Iran pays 4-5 times more for importing spare aircraft parts
Baku, Azerbaijan, May 10
By Umid Niayesh - Trend:
Iran pays four to five times more for importing aircraft spare parts, the deputy director of the Airline of the Islamic Republic of Iran (Iran Air) said.
"The country's aviation industry suffers the lack of the modern technology," Mohammad Reza Khoshnevisan said, Iran's ISNA news agency reported on May 10.
He went on to say that, ageing fleet as well as import of aircraft and its spare parts are the main challenge of the Iranian airlines.
Iran's four largest carriers - Iran Air, Aseman Airlines, Mahan Air and Iran Air Tours - all have average fleet age above 22 years, according to the Iranian media outlets.
Iran's aviation industry has been seriously affected by international sanctions, Khoshnevisan said, adding that the Iranian airlines are not able to compete with foreign companies.
"Iran's old planes consume 2-3 times more fuel compared to the new planes," he explained. "Iranian airlines are not able to renew their fleet since the 1979 revolution due to sanctions."
Out of Iran's 250 commercial planes, about 150 were flying while the rest are "not functional" due to a lack of spare parts, Ali Reza Jahangirian, head of Iran's Civil Aviation Organisation said on May 1.

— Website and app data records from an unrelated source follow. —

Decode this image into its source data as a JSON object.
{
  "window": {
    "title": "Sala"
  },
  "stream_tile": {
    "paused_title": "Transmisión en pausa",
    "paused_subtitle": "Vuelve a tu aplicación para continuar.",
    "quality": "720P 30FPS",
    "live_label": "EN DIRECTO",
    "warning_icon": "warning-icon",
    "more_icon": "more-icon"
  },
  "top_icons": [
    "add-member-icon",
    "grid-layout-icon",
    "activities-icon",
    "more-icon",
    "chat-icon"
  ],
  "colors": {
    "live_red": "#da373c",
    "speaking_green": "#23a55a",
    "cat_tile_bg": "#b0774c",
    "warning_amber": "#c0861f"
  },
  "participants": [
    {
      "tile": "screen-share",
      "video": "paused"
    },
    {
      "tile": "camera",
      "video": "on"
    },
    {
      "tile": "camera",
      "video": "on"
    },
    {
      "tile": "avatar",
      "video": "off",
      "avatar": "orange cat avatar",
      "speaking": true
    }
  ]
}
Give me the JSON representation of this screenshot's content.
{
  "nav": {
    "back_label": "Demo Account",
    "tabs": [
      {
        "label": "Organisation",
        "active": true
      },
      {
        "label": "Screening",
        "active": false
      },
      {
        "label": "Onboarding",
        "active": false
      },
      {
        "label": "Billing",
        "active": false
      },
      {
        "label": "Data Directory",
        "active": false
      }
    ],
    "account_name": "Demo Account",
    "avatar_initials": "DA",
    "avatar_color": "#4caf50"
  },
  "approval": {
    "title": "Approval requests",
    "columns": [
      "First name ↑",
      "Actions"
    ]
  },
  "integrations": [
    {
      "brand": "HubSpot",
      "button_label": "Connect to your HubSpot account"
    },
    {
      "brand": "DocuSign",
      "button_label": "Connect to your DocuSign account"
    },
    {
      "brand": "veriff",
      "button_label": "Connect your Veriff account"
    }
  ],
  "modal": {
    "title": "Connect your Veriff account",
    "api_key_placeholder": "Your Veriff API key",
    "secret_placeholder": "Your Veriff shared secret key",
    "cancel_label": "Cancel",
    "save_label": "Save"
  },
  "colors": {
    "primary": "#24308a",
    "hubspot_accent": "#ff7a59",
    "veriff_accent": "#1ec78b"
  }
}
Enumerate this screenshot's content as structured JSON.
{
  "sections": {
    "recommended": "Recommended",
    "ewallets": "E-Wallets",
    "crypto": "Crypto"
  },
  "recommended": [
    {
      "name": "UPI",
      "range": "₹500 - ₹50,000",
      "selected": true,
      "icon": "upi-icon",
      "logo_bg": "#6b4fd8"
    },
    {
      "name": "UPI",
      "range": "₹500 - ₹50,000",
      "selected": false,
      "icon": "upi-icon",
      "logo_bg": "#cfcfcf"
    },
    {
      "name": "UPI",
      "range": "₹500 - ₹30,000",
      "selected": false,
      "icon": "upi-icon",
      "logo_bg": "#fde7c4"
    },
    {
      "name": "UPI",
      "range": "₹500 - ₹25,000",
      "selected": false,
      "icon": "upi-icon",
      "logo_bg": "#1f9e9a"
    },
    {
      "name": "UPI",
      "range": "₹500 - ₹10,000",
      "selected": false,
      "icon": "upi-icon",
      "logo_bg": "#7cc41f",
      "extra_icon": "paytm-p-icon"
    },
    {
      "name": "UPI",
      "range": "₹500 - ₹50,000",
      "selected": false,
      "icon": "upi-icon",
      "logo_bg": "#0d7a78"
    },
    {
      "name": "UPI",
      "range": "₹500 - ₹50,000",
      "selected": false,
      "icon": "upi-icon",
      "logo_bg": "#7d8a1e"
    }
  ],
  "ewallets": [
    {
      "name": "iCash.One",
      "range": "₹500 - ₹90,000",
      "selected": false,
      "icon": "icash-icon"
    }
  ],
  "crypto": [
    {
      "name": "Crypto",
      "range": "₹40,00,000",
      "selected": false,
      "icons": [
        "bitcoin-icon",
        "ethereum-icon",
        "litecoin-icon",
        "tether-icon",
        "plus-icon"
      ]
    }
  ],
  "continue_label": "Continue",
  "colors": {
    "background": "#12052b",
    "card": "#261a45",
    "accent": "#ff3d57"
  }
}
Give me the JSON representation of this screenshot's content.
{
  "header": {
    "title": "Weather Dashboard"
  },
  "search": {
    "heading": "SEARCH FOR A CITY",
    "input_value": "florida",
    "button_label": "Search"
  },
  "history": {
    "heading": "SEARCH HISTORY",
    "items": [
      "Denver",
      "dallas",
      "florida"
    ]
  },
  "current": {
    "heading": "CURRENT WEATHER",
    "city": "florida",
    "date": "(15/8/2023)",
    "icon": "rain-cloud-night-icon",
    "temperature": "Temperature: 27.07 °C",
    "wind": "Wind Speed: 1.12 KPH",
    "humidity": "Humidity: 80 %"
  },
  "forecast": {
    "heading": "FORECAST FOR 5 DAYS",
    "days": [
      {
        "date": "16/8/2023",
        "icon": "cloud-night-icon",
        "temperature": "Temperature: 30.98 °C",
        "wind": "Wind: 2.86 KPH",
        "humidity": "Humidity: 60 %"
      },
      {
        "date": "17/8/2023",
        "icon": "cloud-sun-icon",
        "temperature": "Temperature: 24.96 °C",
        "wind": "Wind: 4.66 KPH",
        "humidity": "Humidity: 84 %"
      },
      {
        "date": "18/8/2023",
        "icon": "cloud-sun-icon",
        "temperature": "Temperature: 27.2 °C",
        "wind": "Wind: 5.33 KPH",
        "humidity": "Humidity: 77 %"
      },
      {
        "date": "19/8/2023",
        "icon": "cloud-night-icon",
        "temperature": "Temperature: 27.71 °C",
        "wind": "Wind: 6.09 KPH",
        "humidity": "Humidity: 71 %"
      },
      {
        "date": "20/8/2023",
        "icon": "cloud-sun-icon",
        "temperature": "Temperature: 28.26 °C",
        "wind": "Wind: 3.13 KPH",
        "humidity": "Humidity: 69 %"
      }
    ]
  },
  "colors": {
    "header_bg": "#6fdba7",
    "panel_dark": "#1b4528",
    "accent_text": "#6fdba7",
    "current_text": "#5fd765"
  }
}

Iran agreed in November to curtail its nuclear activities for six months from Jan. 20 in exchange for sanctions relief from Britain, China, France, Germany, Russia and the United States. The deal provides for the sale of parts to flag carrier Iran Air, the fleet of which includes vintage Boeing and Airbus (AIR.PA) jetliners delivered as long ago as 1978.
A complete lifting of sanctions would require a comprehensive deal to end a decade-long stand-off over what Tehran maintains is a nuclear program for peaceful energy purposes.
The current, preliminary deal allows for the limited sale of commercial plane parts and services to Iran.
General Electric Co. (GE) has won U.S. Treasury approval to service 18 engines sold to Iran in the late 1970s. They will be serviced at facilities owned by GE or Germany's MTU Aero Engines, which is licensed to do the work.